Stephan realized he had an unusual connection with kids—they gravitated toward him and listened to him—and that’s why he felt called to teach, coach and mentor the next generation. Now he spends his days helping teens keep fit while blasting everything from today’s hits to the oldies, earning him the teacher-nickname “DJ Sanford.”
What does your job involve?
I teach physical education, health, and strength and conditioning classes at Northview Middle School. I am also a varsity defensive back football coach. As a coach, I want to help shape young men into great people for the world. And I’m a mentor because that’s why God called me to be a teacher in the first place. I take my roles very seriously because they have a direct influence on my students.
How well did Northwestern prepare you for your teaching career?
I learned to write great PE lesson plans, which has helped me to see what could go wrong ahead of time so I can teach it better and establish rules to prevent injury.
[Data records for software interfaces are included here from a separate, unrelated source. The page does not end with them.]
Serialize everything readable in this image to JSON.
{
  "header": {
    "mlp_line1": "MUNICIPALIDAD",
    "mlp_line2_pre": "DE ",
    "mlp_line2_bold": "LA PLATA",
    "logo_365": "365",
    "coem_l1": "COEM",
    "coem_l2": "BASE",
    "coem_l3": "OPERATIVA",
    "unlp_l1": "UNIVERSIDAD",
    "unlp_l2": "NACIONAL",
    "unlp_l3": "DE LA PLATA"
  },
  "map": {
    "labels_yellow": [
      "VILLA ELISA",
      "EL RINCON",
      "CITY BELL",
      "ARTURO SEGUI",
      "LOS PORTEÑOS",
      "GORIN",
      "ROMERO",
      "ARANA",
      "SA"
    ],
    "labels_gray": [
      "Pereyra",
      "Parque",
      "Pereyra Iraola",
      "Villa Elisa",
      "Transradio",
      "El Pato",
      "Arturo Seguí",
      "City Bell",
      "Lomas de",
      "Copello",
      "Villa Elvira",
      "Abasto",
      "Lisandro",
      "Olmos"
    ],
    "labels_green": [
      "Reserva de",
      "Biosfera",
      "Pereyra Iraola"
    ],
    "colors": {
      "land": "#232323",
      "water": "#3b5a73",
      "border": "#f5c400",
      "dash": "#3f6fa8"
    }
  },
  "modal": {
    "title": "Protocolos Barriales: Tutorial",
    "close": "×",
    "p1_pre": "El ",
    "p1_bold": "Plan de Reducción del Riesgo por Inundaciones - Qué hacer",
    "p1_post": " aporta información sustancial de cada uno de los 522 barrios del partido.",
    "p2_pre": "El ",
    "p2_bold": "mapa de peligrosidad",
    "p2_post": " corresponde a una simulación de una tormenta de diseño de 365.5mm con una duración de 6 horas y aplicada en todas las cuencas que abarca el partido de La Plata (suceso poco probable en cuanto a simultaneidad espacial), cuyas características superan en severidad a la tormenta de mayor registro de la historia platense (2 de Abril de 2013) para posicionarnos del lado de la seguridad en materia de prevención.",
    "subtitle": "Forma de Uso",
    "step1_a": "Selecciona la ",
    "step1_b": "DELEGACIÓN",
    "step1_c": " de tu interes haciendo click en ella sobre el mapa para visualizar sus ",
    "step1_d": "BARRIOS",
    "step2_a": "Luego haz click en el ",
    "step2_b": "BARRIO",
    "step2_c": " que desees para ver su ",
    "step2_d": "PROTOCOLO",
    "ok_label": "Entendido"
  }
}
In my health classes, I’ve been well equipped to assess student progress and ensure the class is grasping the material before moving on and possibly leaving some behind.
This kind of instruction not only leads to better test scores, but it also contributes to student retention and their joy in sharing with their parents what they’ve learned. There’s nothing better than meeting a random parent who says, "Are you Mr. Sanford? The one that has my child excited to read nutritional facts on the side of cereal boxes?"
What things do you appreciate most about your Northwestern experience?
I really appreciated my athletic career and teammates. If I had to say what I appreciate the most about my experience, it would be Northwestern’s location. Growing up east of Los Angeles, I was surrounded by gangs, drugs and violence. There were a thousand things to do, but it was more like a thousand ways to get in trouble. So for me, being in a small town enabled me to be far away from distractions so I could stay focused on my studies and athletics. The community was so loving, and I could volunteer and get involved with the youth.
How would you describe Northwestern professors?
Northwestern professors are real, caring people. I remember a professor telling me she wouldn’t let me fail. That meant the most to me, because my whole life, all I’d known was failure. So the way I heard it come out of her mouth was, “I won’t let you be the norm; I won’t let you be another statistic; I won’t let you give up on yourself.”
Since graduation, many of my professors have stayed in contact with me, which has inspired me to keep in touch with my own students. I try to see a game at their university or get coffee with them when they’re in town. The example of Raider fellowship set by my professors has helped me build meaningful relationships with others.
In which ways did your faith grow at Northwestern?
My faith grew a lot during my time at Northwestern. A verse that I live by is Exodus 14:14: “The Lord will fight for you; you need only to be still.” After having to be independent growing up, Northwestern helped me take a leap of faith and trust God to fight for me instead of doing everything myself.